# What needs to be done
If a line of the records contains the word "title", list it.

Web page and app entries:
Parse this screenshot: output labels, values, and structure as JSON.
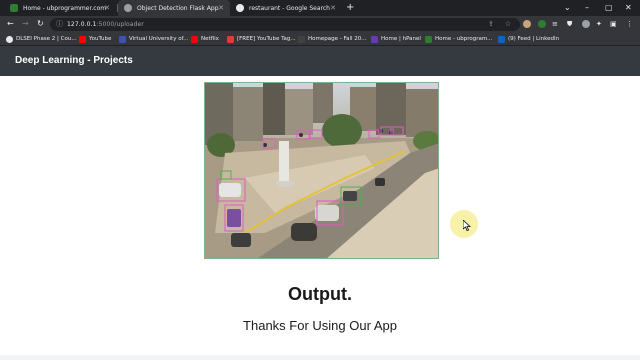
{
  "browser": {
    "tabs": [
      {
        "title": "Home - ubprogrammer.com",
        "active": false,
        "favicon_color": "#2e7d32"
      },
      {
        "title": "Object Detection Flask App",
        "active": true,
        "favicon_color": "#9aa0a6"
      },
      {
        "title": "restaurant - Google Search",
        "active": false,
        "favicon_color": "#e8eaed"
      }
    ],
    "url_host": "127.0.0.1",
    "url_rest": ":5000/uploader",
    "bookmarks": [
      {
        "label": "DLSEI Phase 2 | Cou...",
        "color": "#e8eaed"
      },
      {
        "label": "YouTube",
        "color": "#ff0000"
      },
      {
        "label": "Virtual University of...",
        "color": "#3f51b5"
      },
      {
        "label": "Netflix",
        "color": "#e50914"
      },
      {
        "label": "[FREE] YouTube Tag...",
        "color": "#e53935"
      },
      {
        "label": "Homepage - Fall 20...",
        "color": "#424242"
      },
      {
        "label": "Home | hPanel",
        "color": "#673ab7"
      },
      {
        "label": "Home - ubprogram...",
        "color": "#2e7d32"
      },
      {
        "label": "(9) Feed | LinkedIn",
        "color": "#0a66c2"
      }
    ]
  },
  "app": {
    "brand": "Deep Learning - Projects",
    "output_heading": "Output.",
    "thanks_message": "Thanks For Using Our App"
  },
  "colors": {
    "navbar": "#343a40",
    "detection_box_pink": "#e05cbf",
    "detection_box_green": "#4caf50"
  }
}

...

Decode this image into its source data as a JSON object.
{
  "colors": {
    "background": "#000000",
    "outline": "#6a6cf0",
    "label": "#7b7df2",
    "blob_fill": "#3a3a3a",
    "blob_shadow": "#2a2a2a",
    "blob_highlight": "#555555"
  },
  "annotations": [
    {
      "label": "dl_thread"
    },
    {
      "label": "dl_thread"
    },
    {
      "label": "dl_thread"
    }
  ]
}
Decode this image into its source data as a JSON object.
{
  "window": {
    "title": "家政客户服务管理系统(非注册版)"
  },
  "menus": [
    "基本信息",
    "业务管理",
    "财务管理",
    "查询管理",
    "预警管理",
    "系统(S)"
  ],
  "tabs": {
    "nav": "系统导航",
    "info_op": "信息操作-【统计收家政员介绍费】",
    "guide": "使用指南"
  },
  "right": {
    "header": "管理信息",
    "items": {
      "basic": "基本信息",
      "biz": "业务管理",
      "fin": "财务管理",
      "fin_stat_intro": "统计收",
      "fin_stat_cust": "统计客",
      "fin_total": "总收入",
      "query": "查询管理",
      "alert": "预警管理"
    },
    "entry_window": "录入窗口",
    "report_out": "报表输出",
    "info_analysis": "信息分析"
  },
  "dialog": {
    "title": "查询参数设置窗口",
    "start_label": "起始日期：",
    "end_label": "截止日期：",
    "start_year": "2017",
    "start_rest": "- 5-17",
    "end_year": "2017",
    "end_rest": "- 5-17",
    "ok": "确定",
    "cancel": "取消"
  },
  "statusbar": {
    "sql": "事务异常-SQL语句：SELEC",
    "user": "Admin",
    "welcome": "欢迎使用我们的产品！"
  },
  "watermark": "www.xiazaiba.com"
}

# Response to the exercise
        "title": "Home - ubprogrammer.com",
        "title": "Object Detection Flask App",
        "title": "restaurant - Google Search",
    "title": "家政客户服务管理系统(非注册版)"
    "title": "查询参数设置窗口",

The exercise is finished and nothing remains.